I cannot emphasize enough the importance of a solid Wrestling repertoire if you are serious about your training. Good Wrestling skills assure the ability to keep the fight where you want it; the Striker needs to have a strong Takedown Defense in order keep the fight standing, and the Grappler needs to have some decent Takedowns to take the fight to the ground.
Now there are two ways of taking someone down;
- you shoot from a distance,
- or you close the distance and Tie Up, add in some Dirty Boxing and execute the Takedown.
For the former method, the primary weapons are Double Leg and Single Leg Takedowns. For the latter, you need to study some Low Risk, High Percentage techniques of Judo, Greco-Roman, Sambo and Muay Thai (referring to the takedowns from Thai Clinch) etc. Remember, don’t limit your options, and do what works best for you.
2) Positional Maintenance:
First things first; learn what the positions are, how to get into them and, most of all, how to maintain them so that you keep your opponent in control and then execute the attack. The list of the major positions is as follows:
- Rear Mount / Back Control
- Side Control
- Scarf Hold / Kasure Kesa Gatame
- North South
- Half Guard
3) Positional Escapes:
Next, you should know how to escape the above mentioned positions, for obvious reasons. Start with one, and then work your way up to at least three escapes per position. Remember, the timing of escape is the moment you get into that position or when you’re about to get into it. If you delay it, you’re done for. No amount of knowledge will save you from taking a beating when you’re being crushed under someone’s weight while they rain punches and elbows on you. Even if you manage to pull off an escape it will come at a hefty price.
4) Submission Attacks:
POSITION BEFORE SUBMISSION! Always remember this phrase. Control your opponent to whatever extent you can and then apply the Submission. Anyway, learning three submissions per position is a great idea. Now remember that most of the time it will be the same submission being applied from different positions, and it is recommended you keep it that way. There aren’t enough hours in a day to learn so many new things. Some of the most used submissions in MMA are Rear Naked Choke, Guillotine Choke, Arm Bar, Triangle, Kimura, Heel Hook, Arm Triangle,Ankle Lock, Brabo/D’arce Choke etc. Keep it simple, flashy techniques will cost you a nose, or some teeth.

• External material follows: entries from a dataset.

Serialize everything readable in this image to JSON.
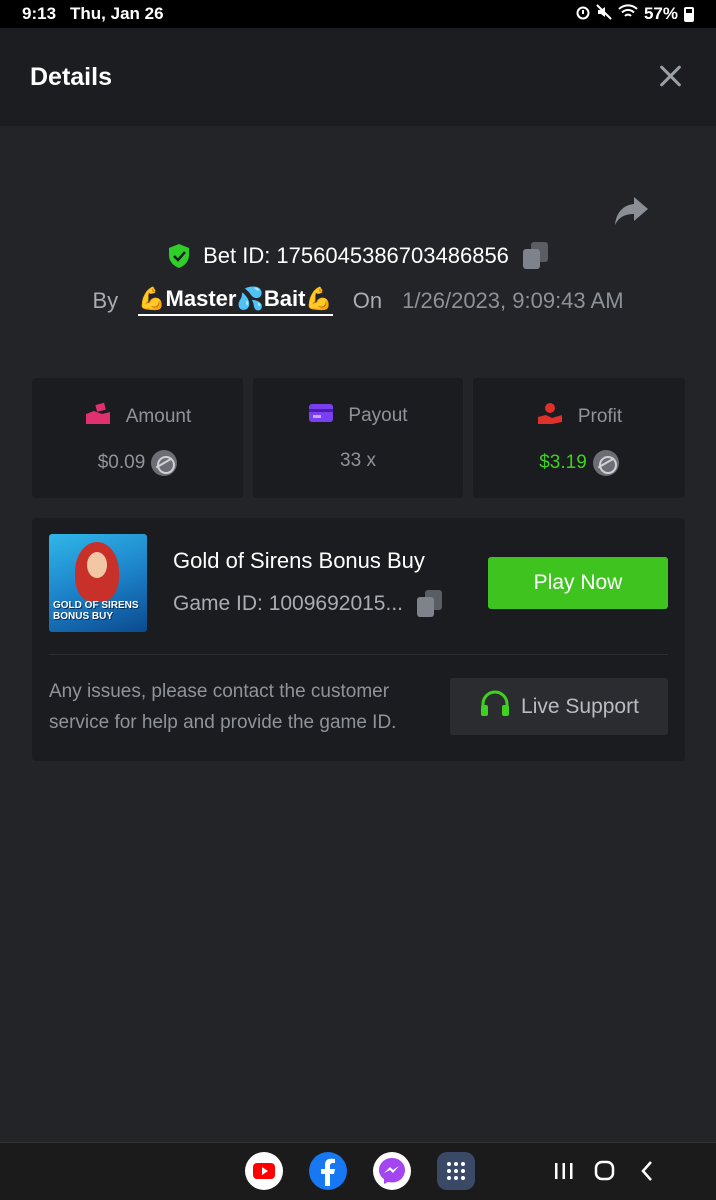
{
  "status_bar": {
    "time": "9:13",
    "date": "Thu, Jan 26",
    "battery": "57%"
  },
  "header": {
    "title": "Details"
  },
  "bet": {
    "id_label": "Bet ID: 1756045386703486856",
    "by_label": "By",
    "username": "💪Master💦Bait💪",
    "on_label": "On",
    "datetime": "1/26/2023, 9:09:43 AM"
  },
  "stats": [
    {
      "label": "Amount",
      "value": "$0.09",
      "icon": "money-hand-icon"
    },
    {
      "label": "Payout",
      "value": "33 x",
      "icon": "card-icon"
    },
    {
      "label": "Profit",
      "value": "$3.19",
      "icon": "profit-hand-icon"
    }
  ],
  "game": {
    "title": "Gold of Sirens Bonus Buy",
    "id_label": "Game ID: 1009692015...",
    "thumb_text_1": "GOLD OF SIRENS",
    "thumb_text_2": "BONUS BUY",
    "play_label": "Play Now"
  },
  "support": {
    "text": "Any issues, please contact the customer service for help and provide the game ID.",
    "button_label": "Live Support"
  },
  "colors": {
    "accent_green": "#3fc41f",
    "profit_green": "#3fd11f",
    "shield_green": "#2fcf2a"
  },
  "nav_apps": [
    "youtube-icon",
    "facebook-icon",
    "messenger-icon",
    "app-drawer-icon"
  ]
}
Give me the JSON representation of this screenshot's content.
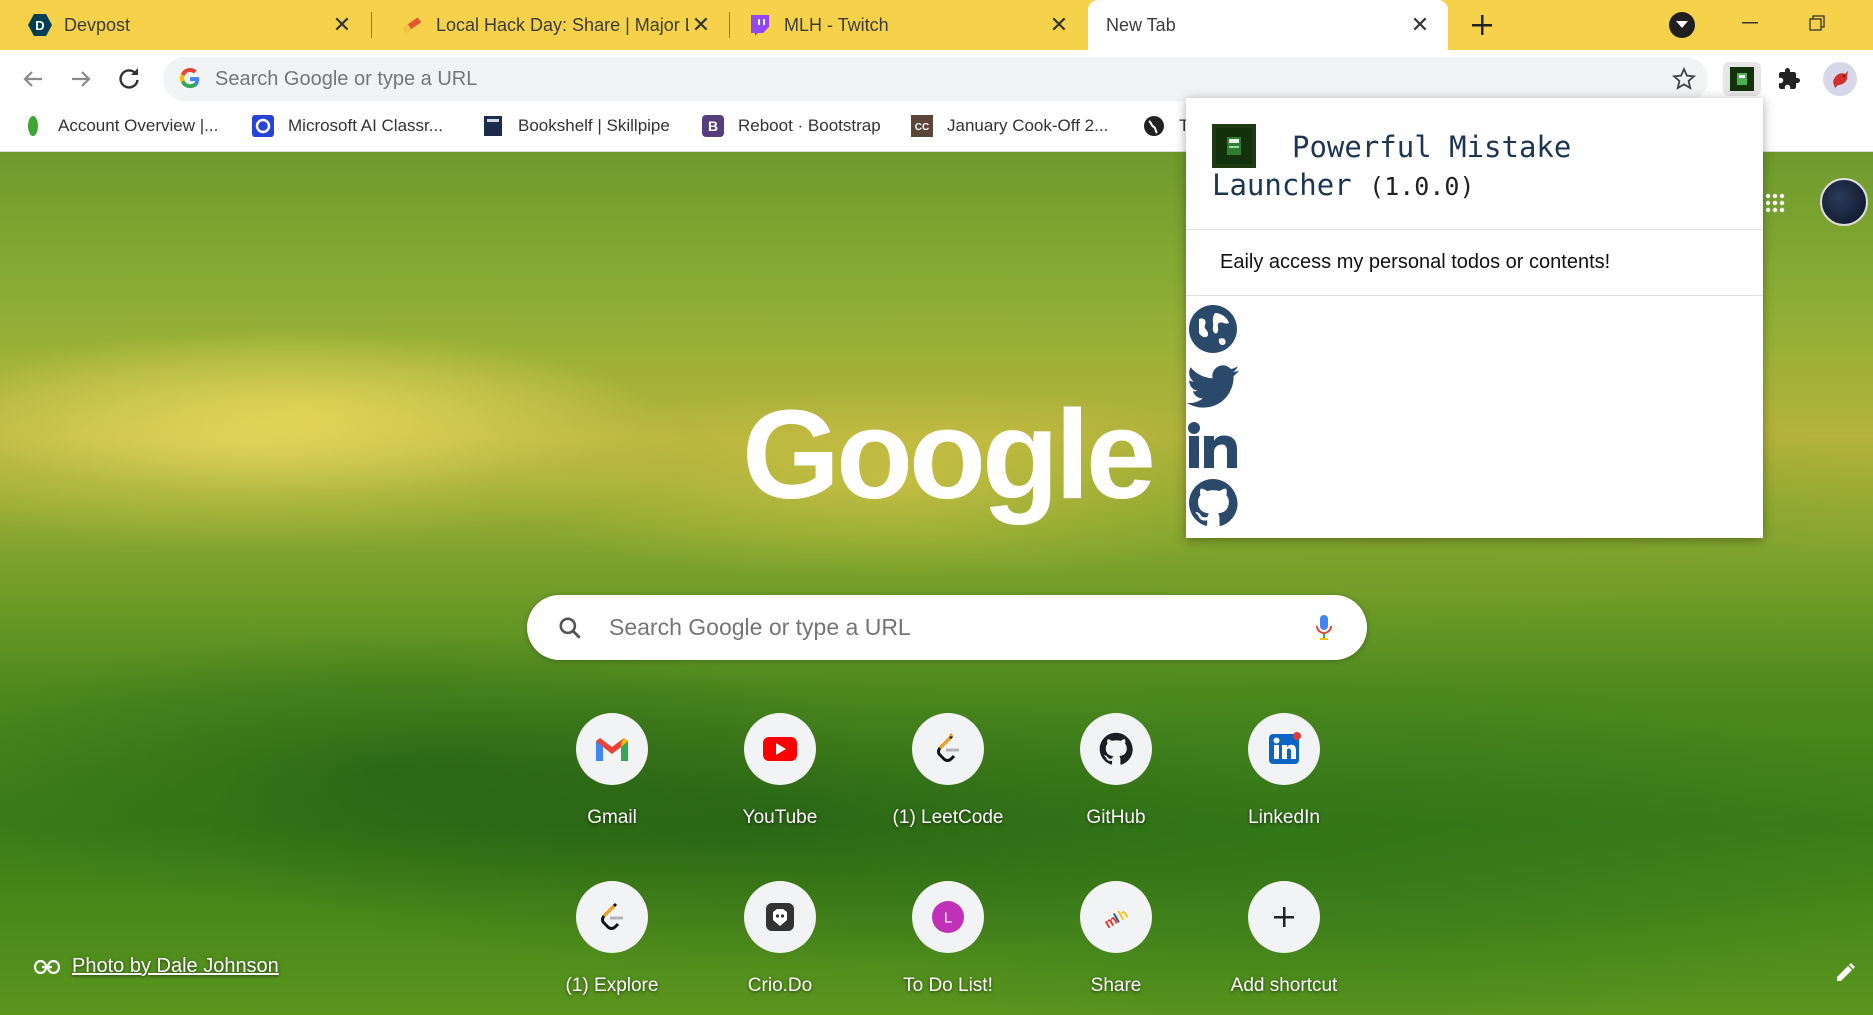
{
  "tabs": [
    {
      "title": "Devpost",
      "favicon": "devpost-icon",
      "active": false
    },
    {
      "title": "Local Hack Day: Share | Major League Hacking",
      "favicon": "mlh-pencil-icon",
      "active": false
    },
    {
      "title": "MLH - Twitch",
      "favicon": "twitch-icon",
      "active": false
    },
    {
      "title": "New Tab",
      "favicon": "",
      "active": true
    }
  ],
  "omnibox": {
    "placeholder": "Search Google or type a URL"
  },
  "bookmarks": [
    {
      "label": "Account Overview |...",
      "icon": "leaf-icon"
    },
    {
      "label": "Microsoft AI Classr...",
      "icon": "microsoft-ai-icon"
    },
    {
      "label": "Bookshelf | Skillpipe",
      "icon": "book-icon"
    },
    {
      "label": "Reboot · Bootstrap",
      "icon": "bootstrap-icon"
    },
    {
      "label": "January Cook-Off 2...",
      "icon": "codechef-icon"
    },
    {
      "label": "T",
      "icon": "globe-icon"
    }
  ],
  "ntp": {
    "logo_text": "Google",
    "search_placeholder": "Search Google or type a URL",
    "shortcuts": [
      {
        "label": "Gmail",
        "icon": "gmail-icon"
      },
      {
        "label": "YouTube",
        "icon": "youtube-icon"
      },
      {
        "label": "(1) LeetCode",
        "icon": "leetcode-icon"
      },
      {
        "label": "GitHub",
        "icon": "github-icon"
      },
      {
        "label": "LinkedIn",
        "icon": "linkedin-icon"
      },
      {
        "label": "(1) Explore",
        "icon": "leetcode-icon"
      },
      {
        "label": "Crio.Do",
        "icon": "crio-icon"
      },
      {
        "label": "To Do List!",
        "icon": "letter-avatar-icon",
        "letter": "L"
      },
      {
        "label": "Share",
        "icon": "mlh-icon"
      },
      {
        "label": "Add shortcut",
        "icon": "plus-icon"
      }
    ],
    "photo_credit": "Photo by Dale Johnson"
  },
  "popup": {
    "title_line1": "Powerful Mistake",
    "title_line2": "Launcher",
    "version": "(1.0.0)",
    "description": "Eaily access my personal todos or contents!",
    "links": [
      "globe-icon",
      "twitter-icon",
      "linkedin-icon",
      "github-icon"
    ]
  },
  "colors": {
    "tabstrip": "#f6d24a",
    "popup_title": "#1e3552",
    "link_icons": "#2b4a6b"
  }
}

5) Submission Escapes:
Learning how to get out of a Submission is as important as learning how to apply one. If you’re one of those who think Jiujitsu does not work in a fight, you need to ask Dave Herman (UFC fighter) if it does or doesn’t. On a serious note, don’t be an idiot!

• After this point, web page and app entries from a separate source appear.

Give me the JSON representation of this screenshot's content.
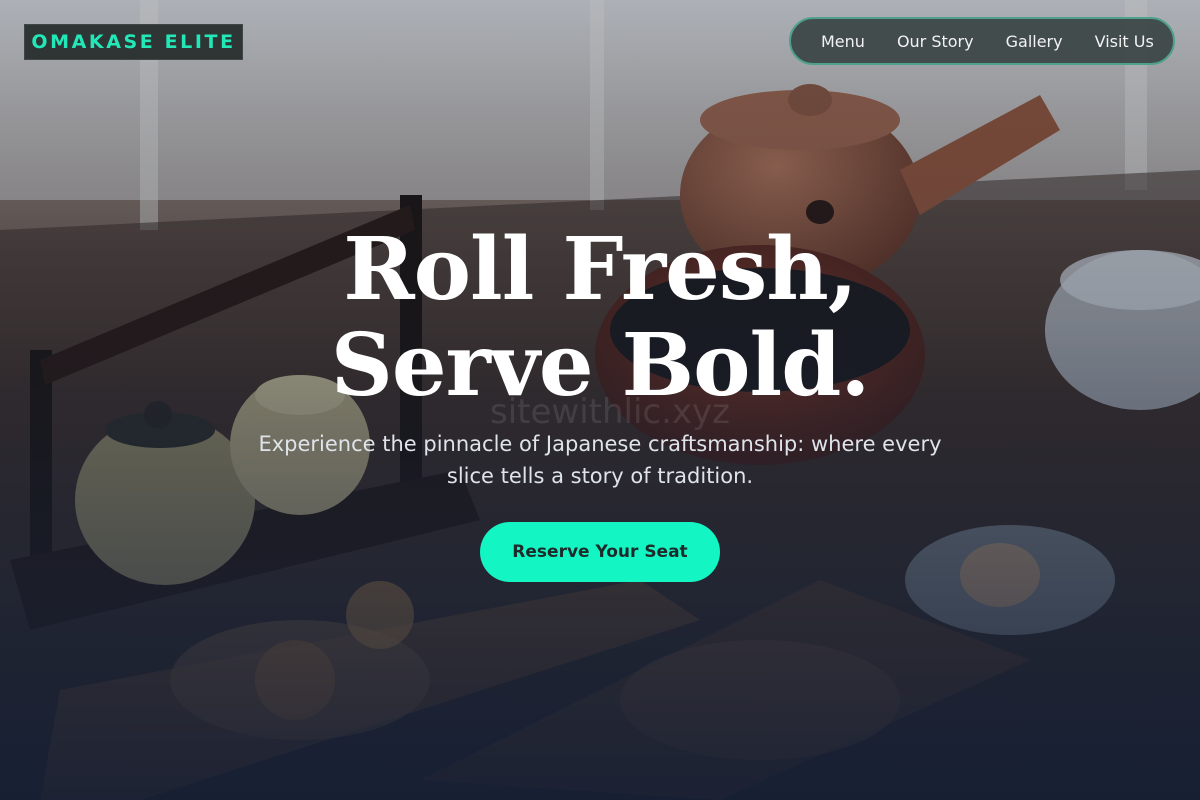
{
  "brand": {
    "logo_text": "OMAKASE ELITE",
    "accent_color": "#14f5c4"
  },
  "nav": {
    "items": [
      {
        "label": "Menu"
      },
      {
        "label": "Our Story"
      },
      {
        "label": "Gallery"
      },
      {
        "label": "Visit Us"
      }
    ]
  },
  "hero": {
    "headline_line1": "Roll Fresh,",
    "headline_line2": "Serve Bold.",
    "subheadline": "Experience the pinnacle of Japanese craftsmanship: where every slice tells a story of tradition.",
    "cta_label": "Reserve Your Seat",
    "watermark": "sitewithlic.xyz",
    "background_image": "japanese-tea-set-and-bento-photo"
  }
}
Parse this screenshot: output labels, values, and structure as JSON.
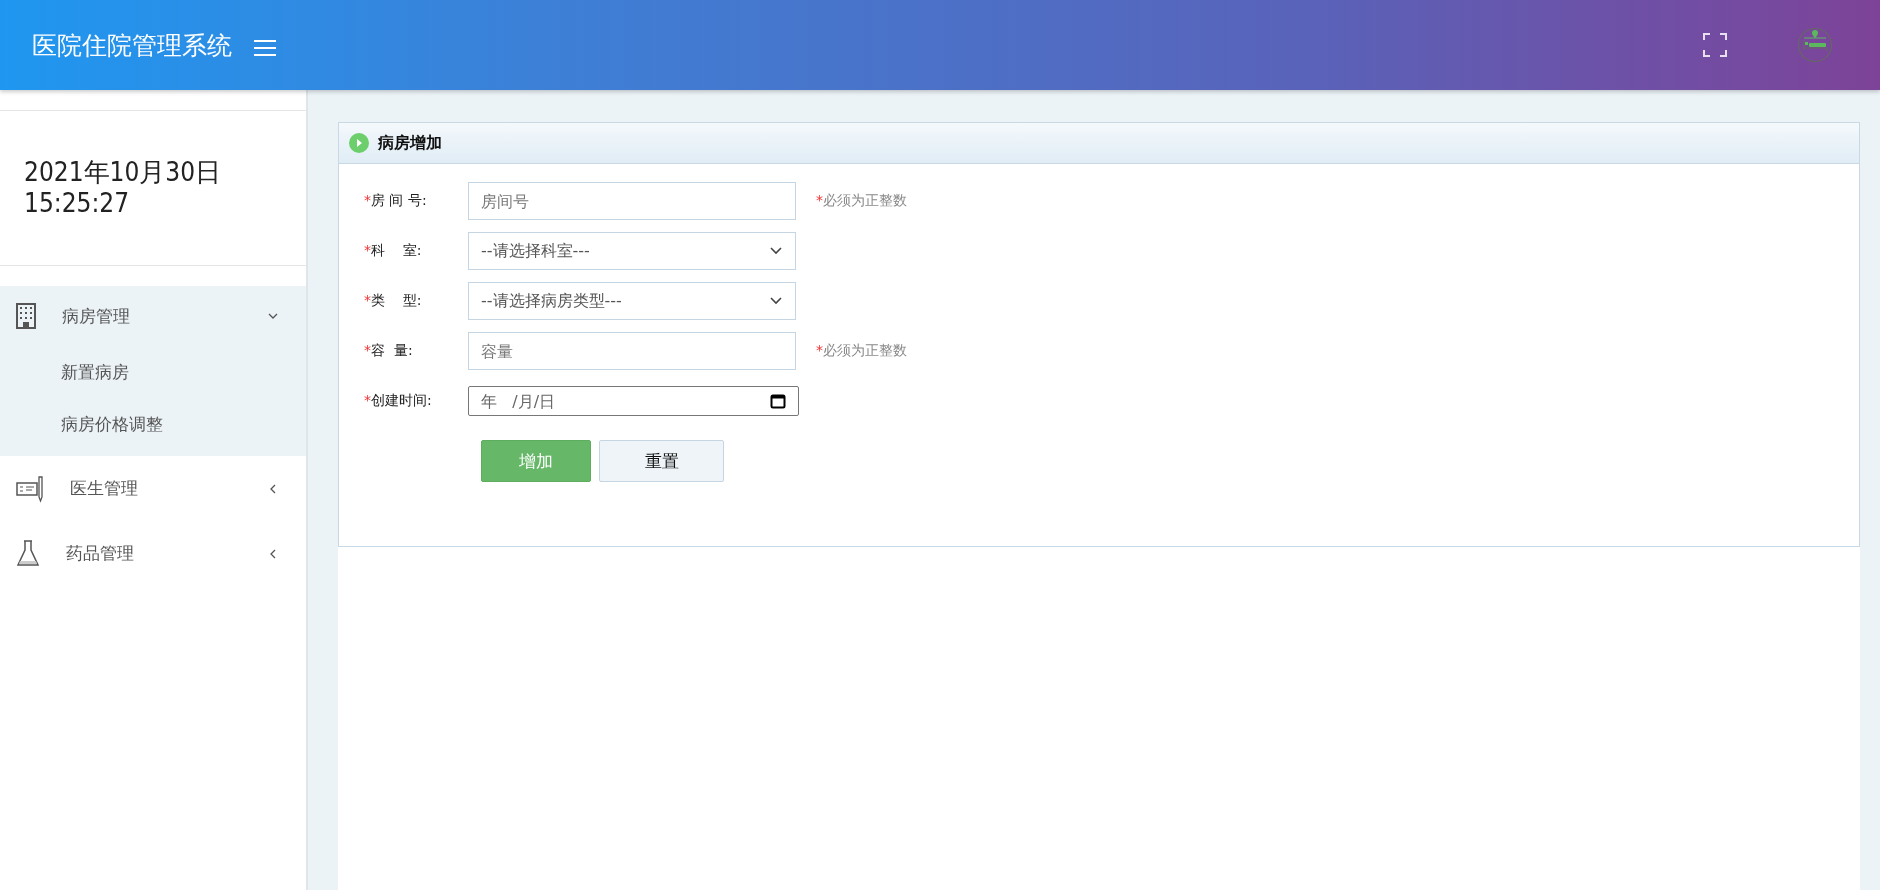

Start with the submissions you’ve practiced just so you don’t tap to the same submission you’re known for. Follow up with a little Google search on the most common submissions used in MMA, it will make your work easier and convenient.
Transitioning means going from one position and/or submission to another; a better one. For example; Side Control to Mount, Bottom Guard to Back Control, Triangle to Arm Bar, Guillotine to Kimura etc.

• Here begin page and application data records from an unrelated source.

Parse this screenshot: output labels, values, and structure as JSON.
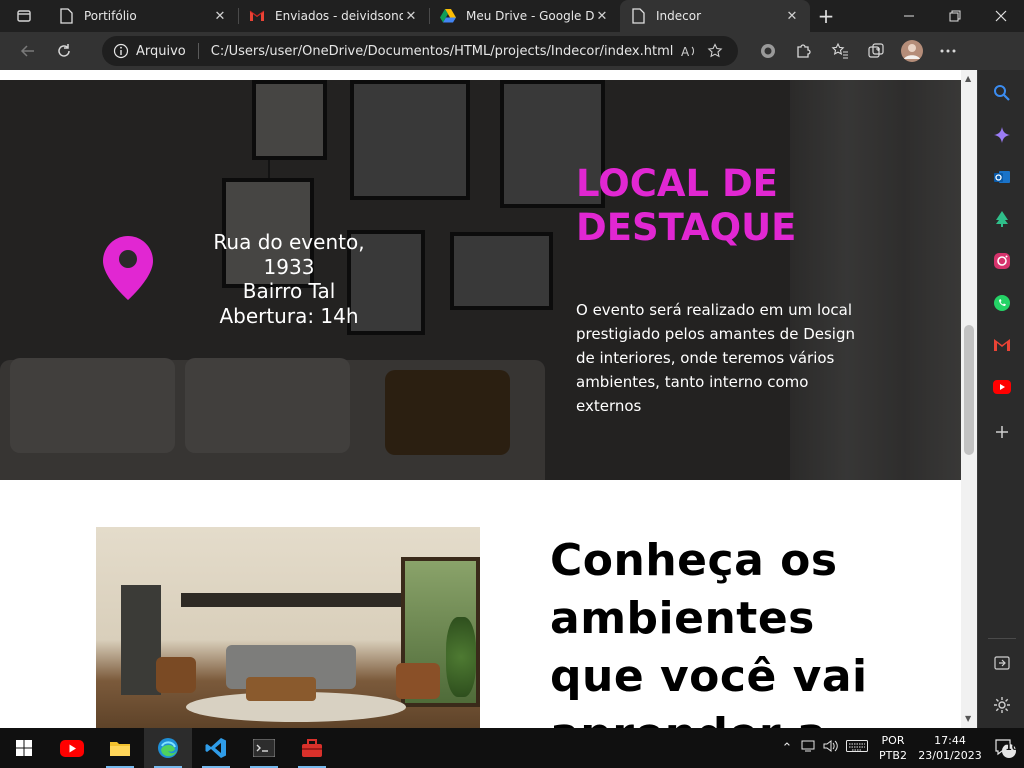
{
  "browser": {
    "tabs": [
      {
        "title": "Portifólio",
        "icon": "page-icon",
        "active": false
      },
      {
        "title": "Enviados - deividsonorr",
        "icon": "gmail-icon",
        "active": false
      },
      {
        "title": "Meu Drive - Google Driv",
        "icon": "google-drive-icon",
        "active": false
      },
      {
        "title": "Indecor",
        "icon": "page-icon",
        "active": true
      }
    ],
    "new_tab_symbol": "+",
    "address_protocol": "Arquivo",
    "address_url": "C:/Users/user/OneDrive/Documentos/HTML/projects/Indecor/index.html"
  },
  "page": {
    "hero": {
      "address_lines": [
        "Rua do evento,",
        "1933",
        "Bairro Tal",
        "Abertura: 14h"
      ],
      "title_lines": [
        "LOCAL DE",
        "DESTAQUE"
      ],
      "description": "O evento será realizado em um local prestigiado pelos amantes de Design de interiores, onde teremos vários ambientes, tanto interno como externos",
      "accent_color": "#e127d2"
    },
    "ambientes": {
      "title": "Conheça os ambientes que você vai aprender a"
    }
  },
  "taskbar": {
    "language_line1": "POR",
    "language_line2": "PTB2",
    "time": "17:44",
    "date": "23/01/2023",
    "notification_count": "10"
  }
}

P.S: Since this is MMA we’re talking about, keep in mind you need to flow between striking and grappling. Striking your way to secure a Takedown, a Transition, an Escape or a Submission is the way to go. Doing so puts your opponent into defensive mode which gives you the opening you need for your primary move in that particular situation.
The purpose of this rant is to tell you that instead of learning a technique, understand the game. That way you will know where you are going and where you have to go, and most of all; you will find a connection between everything you do. Be it standing up or on the ground, you will start seeing the bigger picture and will be able to plan two or three moves ahead of your opponent, and no matter what position you are in you will see options.